- Evans, Helen. Out of Sight, Out of Mind: An Analysis of Rave culture. Wimbledon School of Art, London. 1992. "It was in the upmarket clubs of Ibiza: Pacha, Amnesia, Glory's and Manhattans, that Balearic beat was created. DJ's would mix musical forms as diverse as Public Enemy and The Woodentops, to create that eclectic, highly danceable, don't care holiday feel."
- Kaplan, C.D., Grund, J-P & Dzoljic, M.R. (1989) Ecstasy in Europe: reflections on the epidemiology of MDMA. Instituut voor Verslavingsonderzoek, Rotterdam.
- Bush, John (2001), Bogdanov, Vladimir, ed., All Music Guide to Electronica: The Definitive Guide to Electronic Music [Paul Oakenfold entry], Backbeat Books, "[Oakenfold] ended up at the Project in 1985-86, one of the first venues for house music in England. With Fung and another friend named Ian St. Paul, Oakenfold was introduced to the exploding club-scene on the vacation island of Ibiza (near the coast of Spain) during 1987 and imported the crucial mix of house, soul, Italian disco and alternative music later dubbed the Balearic style. During 1988-89, house music and the Balearic style gestated at several Oakenfold-run club nights (Future at the Sound Shaft, then Spectrum and Land of Oz at Heaven) before emerging above terra firma as a distinctly British entity."

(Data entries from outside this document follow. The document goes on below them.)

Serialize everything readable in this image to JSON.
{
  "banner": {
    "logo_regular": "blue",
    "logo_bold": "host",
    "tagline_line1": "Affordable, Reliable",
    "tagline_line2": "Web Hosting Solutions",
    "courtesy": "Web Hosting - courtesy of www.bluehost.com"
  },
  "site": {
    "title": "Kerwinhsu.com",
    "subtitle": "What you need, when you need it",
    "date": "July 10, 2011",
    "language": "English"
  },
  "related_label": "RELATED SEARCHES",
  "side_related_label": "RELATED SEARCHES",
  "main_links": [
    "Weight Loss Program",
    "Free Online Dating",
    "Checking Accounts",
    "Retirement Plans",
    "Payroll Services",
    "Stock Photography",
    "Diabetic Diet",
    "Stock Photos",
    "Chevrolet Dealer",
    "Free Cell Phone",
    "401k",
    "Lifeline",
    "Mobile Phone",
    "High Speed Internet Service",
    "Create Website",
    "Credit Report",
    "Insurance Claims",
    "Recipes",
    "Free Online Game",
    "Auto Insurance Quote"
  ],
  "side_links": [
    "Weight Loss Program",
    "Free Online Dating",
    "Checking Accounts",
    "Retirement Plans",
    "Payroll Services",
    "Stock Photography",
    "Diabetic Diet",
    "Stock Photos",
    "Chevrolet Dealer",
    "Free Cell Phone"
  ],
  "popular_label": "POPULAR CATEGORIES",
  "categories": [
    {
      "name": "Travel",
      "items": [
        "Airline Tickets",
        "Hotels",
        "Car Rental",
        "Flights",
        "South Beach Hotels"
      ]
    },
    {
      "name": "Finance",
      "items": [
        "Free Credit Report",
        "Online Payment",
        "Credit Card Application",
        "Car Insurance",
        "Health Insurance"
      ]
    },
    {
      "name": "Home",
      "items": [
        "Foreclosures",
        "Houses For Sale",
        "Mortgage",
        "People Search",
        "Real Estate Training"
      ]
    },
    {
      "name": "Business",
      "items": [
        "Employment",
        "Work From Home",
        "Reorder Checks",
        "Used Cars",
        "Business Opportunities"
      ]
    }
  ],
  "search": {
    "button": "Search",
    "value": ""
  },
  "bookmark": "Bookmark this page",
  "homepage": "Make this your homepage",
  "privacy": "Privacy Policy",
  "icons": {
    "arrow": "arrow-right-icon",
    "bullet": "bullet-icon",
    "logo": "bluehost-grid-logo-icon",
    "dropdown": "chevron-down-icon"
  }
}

- Reynolds, Simon. Generation Ecstasy : Into the World of Techno and Rave Culture. Routledge. 1999. ISBN 0-415-92373-5.
- Paoletta, Michael (1989-12-16). "Back To Basics". Dance Music Report. "In addition to repetitive beats and sampling, 1988 also saw the emergence of hip house, acid house, the Garage/Zanzibar styling of deep house, new Jack swing, world beat, Balearic beat, and ground beat. Some of these musical genres came and went before you could utter the word "hype" while others are enjoying success."
- Jens Gad and Achillea discography
- Sequoia Groove Ibiza-influenced chillout compilations, including the Buddha-Lounge series
- In Search of Balearic - 2008 article by Bill Brewster for DJhistory.com
- Ibiza Travel Guide - Ibiza Music (archived site) discusses the music of Ibiza, including Balearic Beat
- Balearic Beats - The Album Vol. 1 - information about an early (1988) Balearic Beat compilation
- "Spirit Of Bedrock" DJ mixes - a series of DJ sets demonstrating the late-1980s/early-1990s Balearic and related styles